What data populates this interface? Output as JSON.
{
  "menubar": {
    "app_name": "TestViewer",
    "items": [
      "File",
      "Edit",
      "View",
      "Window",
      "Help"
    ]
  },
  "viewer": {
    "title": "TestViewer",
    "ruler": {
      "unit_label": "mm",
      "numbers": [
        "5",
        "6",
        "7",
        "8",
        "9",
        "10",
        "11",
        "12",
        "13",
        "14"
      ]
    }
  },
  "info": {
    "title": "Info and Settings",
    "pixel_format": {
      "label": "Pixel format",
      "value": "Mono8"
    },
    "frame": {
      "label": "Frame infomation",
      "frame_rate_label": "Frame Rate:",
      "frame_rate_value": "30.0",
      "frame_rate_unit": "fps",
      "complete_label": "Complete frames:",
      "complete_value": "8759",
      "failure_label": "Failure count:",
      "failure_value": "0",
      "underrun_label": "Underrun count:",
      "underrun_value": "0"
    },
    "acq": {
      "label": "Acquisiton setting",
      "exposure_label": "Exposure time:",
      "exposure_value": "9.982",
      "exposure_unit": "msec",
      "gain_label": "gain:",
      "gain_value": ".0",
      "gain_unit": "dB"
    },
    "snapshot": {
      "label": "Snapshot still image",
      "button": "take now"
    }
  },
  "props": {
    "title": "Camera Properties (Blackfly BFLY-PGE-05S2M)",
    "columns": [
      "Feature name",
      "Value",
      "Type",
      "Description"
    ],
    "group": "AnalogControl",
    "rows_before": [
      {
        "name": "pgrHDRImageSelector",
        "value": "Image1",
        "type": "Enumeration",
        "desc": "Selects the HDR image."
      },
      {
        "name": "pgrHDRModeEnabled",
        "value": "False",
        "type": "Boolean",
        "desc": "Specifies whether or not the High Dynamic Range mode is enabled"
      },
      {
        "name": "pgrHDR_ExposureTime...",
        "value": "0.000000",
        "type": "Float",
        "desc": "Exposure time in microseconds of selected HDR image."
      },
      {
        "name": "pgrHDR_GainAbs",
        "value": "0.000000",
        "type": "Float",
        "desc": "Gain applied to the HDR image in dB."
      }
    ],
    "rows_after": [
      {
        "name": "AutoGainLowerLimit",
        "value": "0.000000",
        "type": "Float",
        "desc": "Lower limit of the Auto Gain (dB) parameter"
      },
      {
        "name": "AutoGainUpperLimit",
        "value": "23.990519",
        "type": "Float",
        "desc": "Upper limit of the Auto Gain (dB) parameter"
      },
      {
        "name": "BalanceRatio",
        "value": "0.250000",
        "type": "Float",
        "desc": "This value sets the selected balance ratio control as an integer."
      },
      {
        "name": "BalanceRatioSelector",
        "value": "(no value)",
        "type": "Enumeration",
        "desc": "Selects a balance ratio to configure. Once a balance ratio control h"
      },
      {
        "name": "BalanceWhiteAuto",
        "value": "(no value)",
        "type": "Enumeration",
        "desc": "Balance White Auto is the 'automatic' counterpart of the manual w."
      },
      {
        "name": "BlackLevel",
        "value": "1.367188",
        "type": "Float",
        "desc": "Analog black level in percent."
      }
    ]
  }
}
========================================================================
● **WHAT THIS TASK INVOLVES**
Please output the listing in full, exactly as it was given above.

● **REPLY TO THE TASK**
What data populates this interface? Output as JSON.
{
  "menubar": {
    "app_name": "TestViewer",
    "items": [
      "File",
      "Edit",
      "View",
      "Window",
      "Help"
    ]
  },
  "viewer": {
    "title": "TestViewer",
    "ruler": {
      "unit_label": "mm",
      "numbers": [
        "5",
        "6",
        "7",
        "8",
        "9",
        "10",
        "11",
        "12",
        "13",
        "14"
      ]
    }
  },
  "info": {
    "title": "Info and Settings",
    "pixel_format": {
      "label": "Pixel format",
      "value": "Mono8"
    },
    "frame": {
      "label": "Frame infomation",
      "frame_rate_label": "Frame Rate:",
      "frame_rate_value": "30.0",
      "frame_rate_unit": "fps",
      "complete_label": "Complete frames:",
      "complete_value": "8759",
      "failure_label": "Failure count:",
      "failure_value": "0",
      "underrun_label": "Underrun count:",
      "underrun_value": "0"
    },
    "acq": {
      "label": "Acquisiton setting",
      "exposure_label": "Exposure time:",
      "exposure_value": "9.982",
      "exposure_unit": "msec",
      "gain_label": "gain:",
      "gain_value": ".0",
      "gain_unit": "dB"
    },
    "snapshot": {
      "label": "Snapshot still image",
      "button": "take now"
    }
  },
  "props": {
    "title": "Camera Properties (Blackfly BFLY-PGE-05S2M)",
    "columns": [
      "Feature name",
      "Value",
      "Type",
      "Description"
    ],
    "group": "AnalogControl",
    "rows_before": [
      {
        "name": "pgrHDRImageSelector",
        "value": "Image1",
        "type": "Enumeration",
        "desc": "Selects the HDR image."
      },
      {
        "name": "pgrHDRModeEnabled",
        "value": "False",
        "type": "Boolean",
        "desc": "Specifies whether or not the High Dynamic Range mode is enabled"
      },
      {
        "name": "pgrHDR_ExposureTime...",
        "value": "0.000000",
        "type": "Float",
        "desc": "Exposure time in microseconds of selected HDR image."
      },
      {
        "name": "pgrHDR_GainAbs",
        "value": "0.000000",
        "type": "Float",
        "desc": "Gain applied to the HDR image in dB."
      }
    ],
    "rows_after": [
      {
        "name": "AutoGainLowerLimit",
        "value": "0.000000",
        "type": "Float",
        "desc": "Lower limit of the Auto Gain (dB) parameter"
      },
      {
        "name": "AutoGainUpperLimit",
        "value": "23.990519",
        "type": "Float",
        "desc": "Upper limit of the Auto Gain (dB) parameter"
      },
      {
        "name": "BalanceRatio",
        "value": "0.250000",
        "type": "Float",
        "desc": "This value sets the selected balance ratio control as an integer."
      },
      {
        "name": "BalanceRatioSelector",
        "value": "(no value)",
        "type": "Enumeration",
        "desc": "Selects a balance ratio to configure. Once a balance ratio control h"
      },
      {
        "name": "BalanceWhiteAuto",
        "value": "(no value)",
        "type": "Enumeration",
        "desc": "Balance White Auto is the 'automatic' counterpart of the manual w."
      },
      {
        "name": "BlackLevel",
        "value": "1.367188",
        "type": "Float",
        "desc": "Analog black level in percent."
      }
    ]
  }
}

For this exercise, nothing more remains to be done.